By NEIL HARTNELL
Tribune Business Editor
THE Bahamas needs to be "well on its way within the next two years" to implementing a VAT/sales tax regime, the Ministry of Finance's leading consultant said yesterday, adding that this nation's tax revenues - as a percentage of GDP - were 10 points below the Western Hemisphere average.
James Smith, the former Central Bank governor and minister of state for finance, said broadening the Bahamas' tax base was essential to bridging a revenue "gap" that appeared structural in nature, especially given assertions from the newly-elected Progressive Liberal Party (PLP) government that the fiscal deficit for the 2011-2012 Budget year was likely to reach close to $500 million.
Suggesting that the Government design a schedule for implementing a value added tax (VAT) or sales tax "as a matter of urgency", Mr Smith added that its other priority should be to stimulate a private sector recovery and get the economy growing "at a much faster rate".
Acknowledging that the Bahamian economy was facing "very serious challenges" when it came to growth and job creation, the current CFAL chairman also warned that this country "can't continue on the same path without getting into enormous trouble" when it came to the Government's finances.
The former Ingraham administration had projected a total $314 million fiscal deficit for the Budget year to end-June 2012, but both the Deputy Prime Minster, Philip Davis, and PLP chairman, Bradley Roberts, have argued that the final outturn is likely to be closer to $500 million.

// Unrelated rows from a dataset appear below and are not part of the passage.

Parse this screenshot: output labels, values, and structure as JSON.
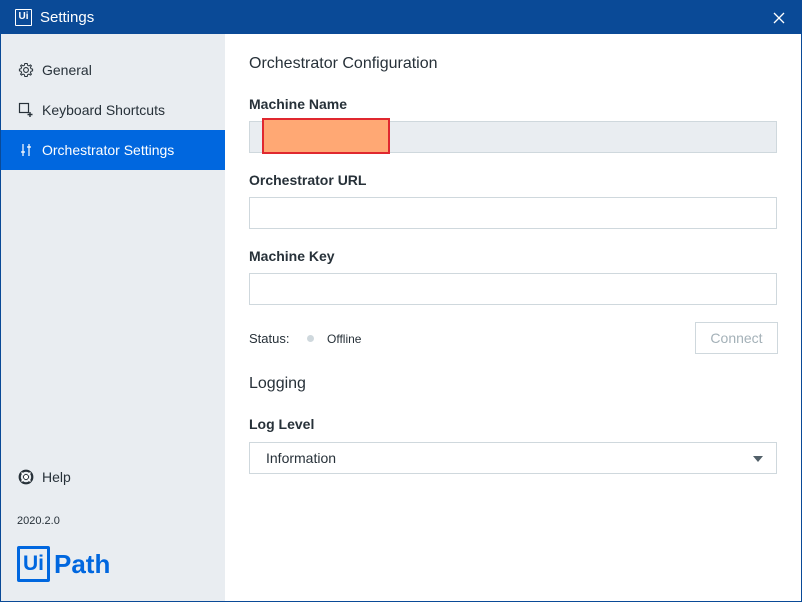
{
  "window": {
    "title": "Settings",
    "app_icon_text": "Ui"
  },
  "sidebar": {
    "items": [
      {
        "label": "General",
        "icon": "gear-icon"
      },
      {
        "label": "Keyboard Shortcuts",
        "icon": "keyboard-shortcut-icon"
      },
      {
        "label": "Orchestrator Settings",
        "icon": "sliders-icon",
        "active": true
      }
    ],
    "help_label": "Help",
    "version": "2020.2.0",
    "logo": {
      "box_text": "Ui",
      "text": "Path"
    }
  },
  "main": {
    "orchestrator_section_title": "Orchestrator Configuration",
    "machine_name": {
      "label": "Machine Name",
      "value": ""
    },
    "orchestrator_url": {
      "label": "Orchestrator URL",
      "value": ""
    },
    "machine_key": {
      "label": "Machine Key",
      "value": ""
    },
    "status": {
      "label": "Status:",
      "value": "Offline"
    },
    "connect_label": "Connect",
    "logging_section_title": "Logging",
    "log_level": {
      "label": "Log Level",
      "selected": "Information"
    }
  },
  "colors": {
    "titlebar": "#0a4a97",
    "accent": "#0067df",
    "sidebar_bg": "#e9edf1",
    "redaction_fill": "#ffa874",
    "redaction_border": "#e0282f"
  }
}
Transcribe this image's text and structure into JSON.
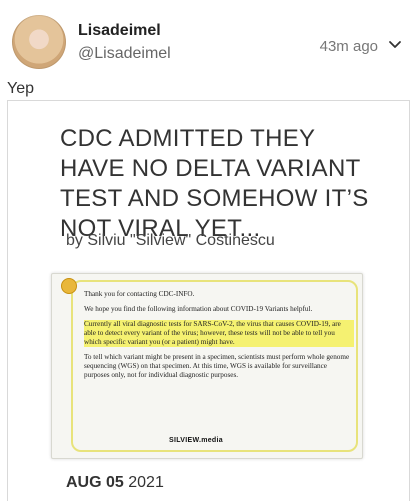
{
  "author": {
    "name": "Lisadeimel",
    "handle": "@Lisadeimel"
  },
  "post": {
    "time": "43m ago",
    "text": "Yep"
  },
  "card": {
    "headline": "CDC ADMITTED THEY HAVE NO DELTA VARIANT TEST AND SOMEHOW IT’S NOT VIRAL YET...",
    "byline": "by Silviu \"Silview\" Costinescu",
    "image": {
      "line1": "Thank you for contacting CDC-INFO.",
      "line2": "We hope you find the following information about COVID-19 Variants helpful.",
      "line3": "Currently all viral diagnostic tests for SARS-CoV-2, the virus that causes COVID-19, are able to detect every variant of the virus; however, these tests will not be able to tell you which specific variant you (or a patient) might have.",
      "line4": "To tell which variant might be present in a specimen, scientists must perform whole genome sequencing (WGS) on that specimen. At this time, WGS is available for surveillance purposes only, not for individual diagnostic purposes.",
      "watermark": "SILVIEW.media"
    },
    "date_month_day": "AUG 05",
    "date_year": "2021"
  },
  "icons": {
    "menu": "chevron-down-icon",
    "badge": "face-badge-icon"
  }
}
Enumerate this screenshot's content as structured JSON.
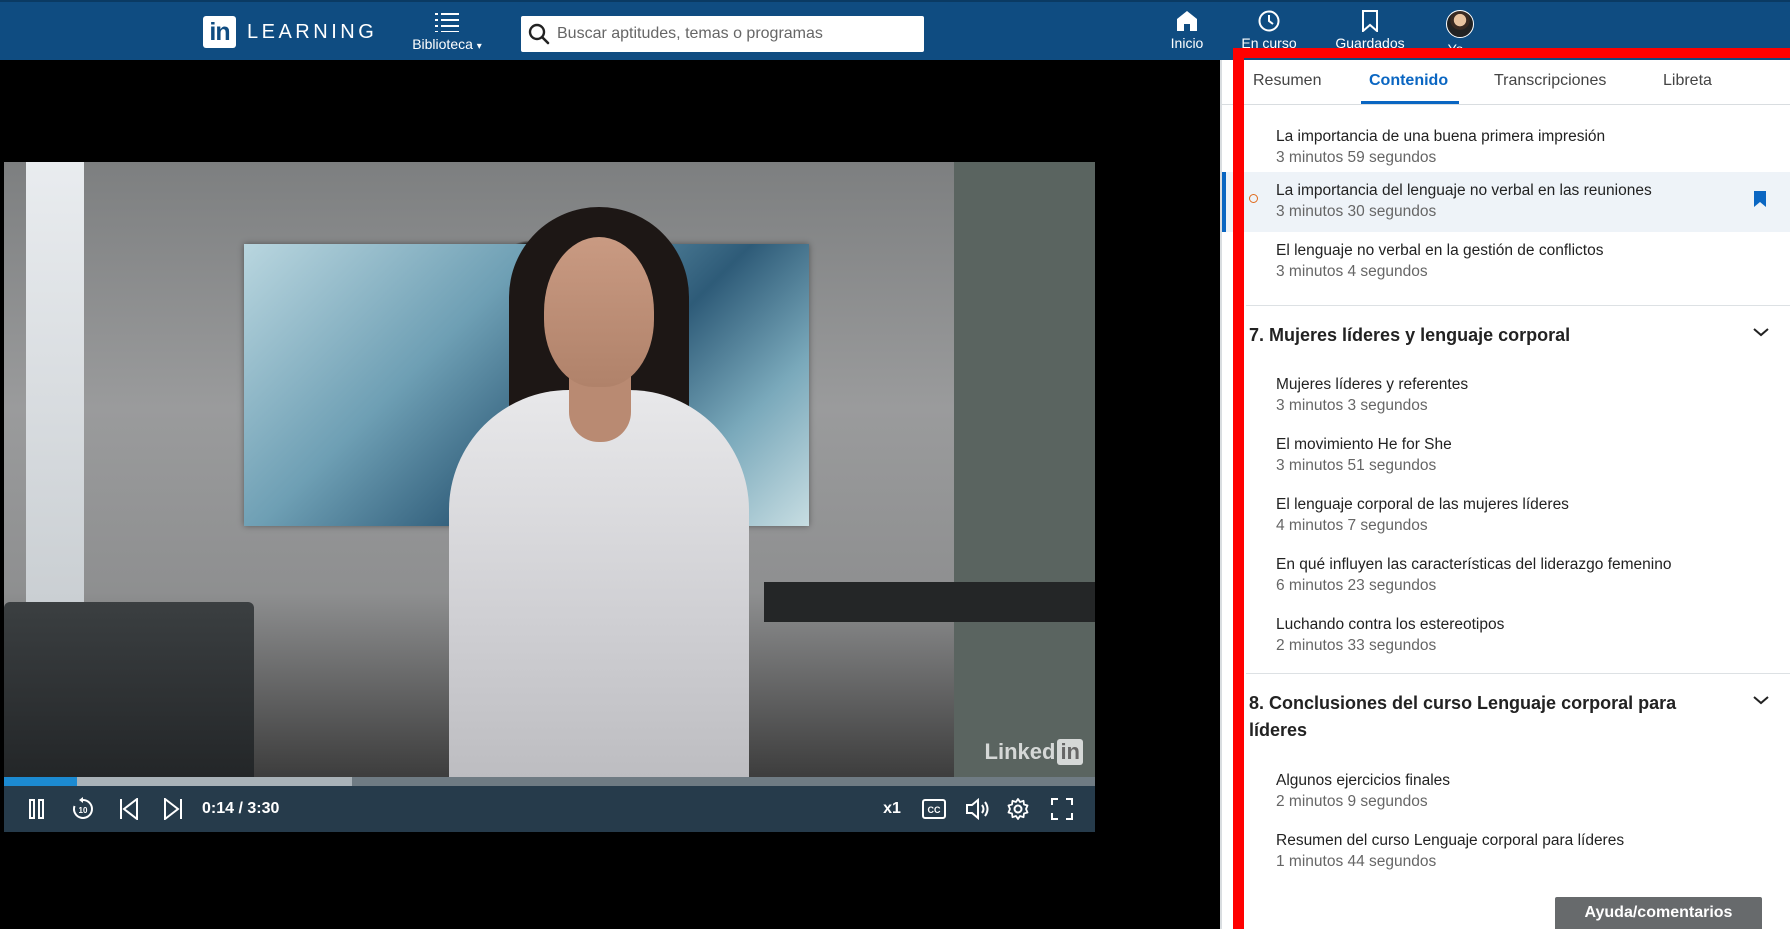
{
  "topnav": {
    "logo_mark": "in",
    "logo_text": "LEARNING",
    "library_label": "Biblioteca",
    "search_placeholder": "Buscar aptitudes, temas o programas",
    "items": [
      {
        "label": "Inicio",
        "icon": "home-icon"
      },
      {
        "label": "En curso",
        "icon": "clock-icon"
      },
      {
        "label": "Guardados",
        "icon": "bookmark-icon"
      },
      {
        "label": "Yo",
        "icon": "avatar"
      }
    ]
  },
  "video": {
    "watermark": "Linked",
    "watermark_in": "in",
    "current_time": "0:14 / 3:30",
    "progress_played": 0.067,
    "progress_buffered": 0.319,
    "speed_label": "x1",
    "cc_label": "CC",
    "rewind_label": "10"
  },
  "panel": {
    "tabs": [
      "Resumen",
      "Contenido",
      "Transcripciones",
      "Libreta"
    ],
    "active_tab": "Contenido",
    "items_top": [
      {
        "title": "La importancia de una buena primera impresión",
        "duration": "3 minutos 59 segundos"
      },
      {
        "title": "La importancia del lenguaje no verbal en las reuniones",
        "duration": "3 minutos 30 segundos",
        "current": true
      },
      {
        "title": "El lenguaje no verbal en la gestión de conflictos",
        "duration": "3 minutos 4 segundos"
      }
    ],
    "section7": {
      "title": "7. Mujeres líderes y lenguaje corporal",
      "items": [
        {
          "title": "Mujeres líderes y referentes",
          "duration": "3 minutos 3 segundos"
        },
        {
          "title": "El movimiento He for She",
          "duration": "3 minutos 51 segundos"
        },
        {
          "title": "El lenguaje corporal de las mujeres líderes",
          "duration": "4 minutos 7 segundos"
        },
        {
          "title": "En qué influyen las características del liderazgo femenino",
          "duration": "6 minutos 23 segundos"
        },
        {
          "title": "Luchando contra los estereotipos",
          "duration": "2 minutos 33 segundos"
        }
      ]
    },
    "section8": {
      "title": "8. Conclusiones del curso Lenguaje corporal para líderes",
      "items": [
        {
          "title": "Algunos ejercicios finales",
          "duration": "2 minutos 9 segundos"
        },
        {
          "title": "Resumen del curso Lenguaje corporal para líderes",
          "duration": "1 minutos 44 segundos"
        }
      ]
    }
  },
  "help_button": "Ayuda/comentarios",
  "colors": {
    "nav_bg": "#0f4c81",
    "accent": "#0a66c2",
    "highlight": "#ff0000",
    "controls_bg": "#263b4b"
  }
}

Mr Smith, who is advising the Christie administration's Ministry of Finance 'behind the scenes', yesterday described the $500 million deficit projections as "quite worrisome".
"That's very troubling in the sense that it's larger than last year's, which suggests we continue on an upward trend," he told Tribune Business of the new fiscal deficit projections.
"It also suggests there's been no dramatic change in the revenue line, and that expenditure is also trending upwards. It has the appearance of being structural in nature."
The former government's Budget projections had estimated that the total 2011-2012 fiscal deficit would come in at a sum equivalent to 3.8 per cent of Bahamian gross domestic product (GDP). A $500 million deficit, though, would be equivalent to 6.1 per cent of GDP.
Analysing the implications if the final outturn was closer to $500 million, Mr Smith told Tribune Business: "That's a really large number. I think it's quite worrisome from the macroeconomic point of view, because when you look at it just in terms of the Government's fiscal position, revenue is not performing at a level to sustain expenditure."
The gap between government revenues and spending first emerged in the 2008-2009 Budget year, producing a total deficit of $430 million. That increased to a $514 million peak in the 2009-2010 fiscal year, before reducing slightly and $206 million in 2010-2011 (aided by the Bahamas Telecommunications Company (BTC) privatisation and Baha Mar/BORCO deals).
Mr Smith said the Bahamian government's revenues, standing at between 16-18 per cent as a percentage of GDP, were "about 10 points below the average in the Hemisphere".
Absent any sudden explosion of economic growth, he added that the Christie government's options were to either raise more revenue, curtail public spending or a combination of both when it came to controlling the fiscal deficit and, by extension, the national debt and its GDP ratio.
"We can't continue on the same path without getting into enormous trouble," Mr Smith added.
When asked by Tribune Business about the need to implement an alternative form of taxation in the Bahamas, either a sales or VAT tax, he replied: "That should be done almost immediately. Enough research has been done on it, and I believe an implementation schedule should be drawn up as a matter of urgency."
Asked about the timescale the Bahamas should follow in implementing a VAT, Mr Smith responded: "We probably need to be well on this course within two years."
The likes of the International Monetary Fund (IMF) and Moody's, the Wall Street credit rating agency, have both urged the Bahamas to implement a VAT tax. They argue that it will address the issues international trade agreements will create for the current import-duty based tax system, plus address the relatively poor revenue yields.
Most major industrialised countries have employed a VAT tax for years, given that it generates revenue yields - and is levied - at each stage of the production process.
In addition, a VAT would also capture services industries - the majority of the Bahamian economy, which is currently relatively untaxed. Mr Smith told Tribune Business that a VAT "suggests itself, in so far as it broadens our tax base to include both goods and services".
With Bahamian consumer consumption down, unemployment remaining stubbornly high and tourist spending relatively flat, Mr Smith said the main revenue drivers for the Government were not in the best shape.
"The macroeconomic indicators as they line up indicate very serious challenges for the economy going forward that have to be addressed, and those are of a structural nature. It's not easy," Mr Smith told Tribune Business.
"What we need above all is to grow the economy at a much faster rate, and there are no short-term fixes for economic growth, so we would need to concentrate on growing visitor arrivals and visitor expenditure. That would impact the largest sector by employment, and similarly we need to look at other measures to expand the economy. We've really got to eke out some economic growth."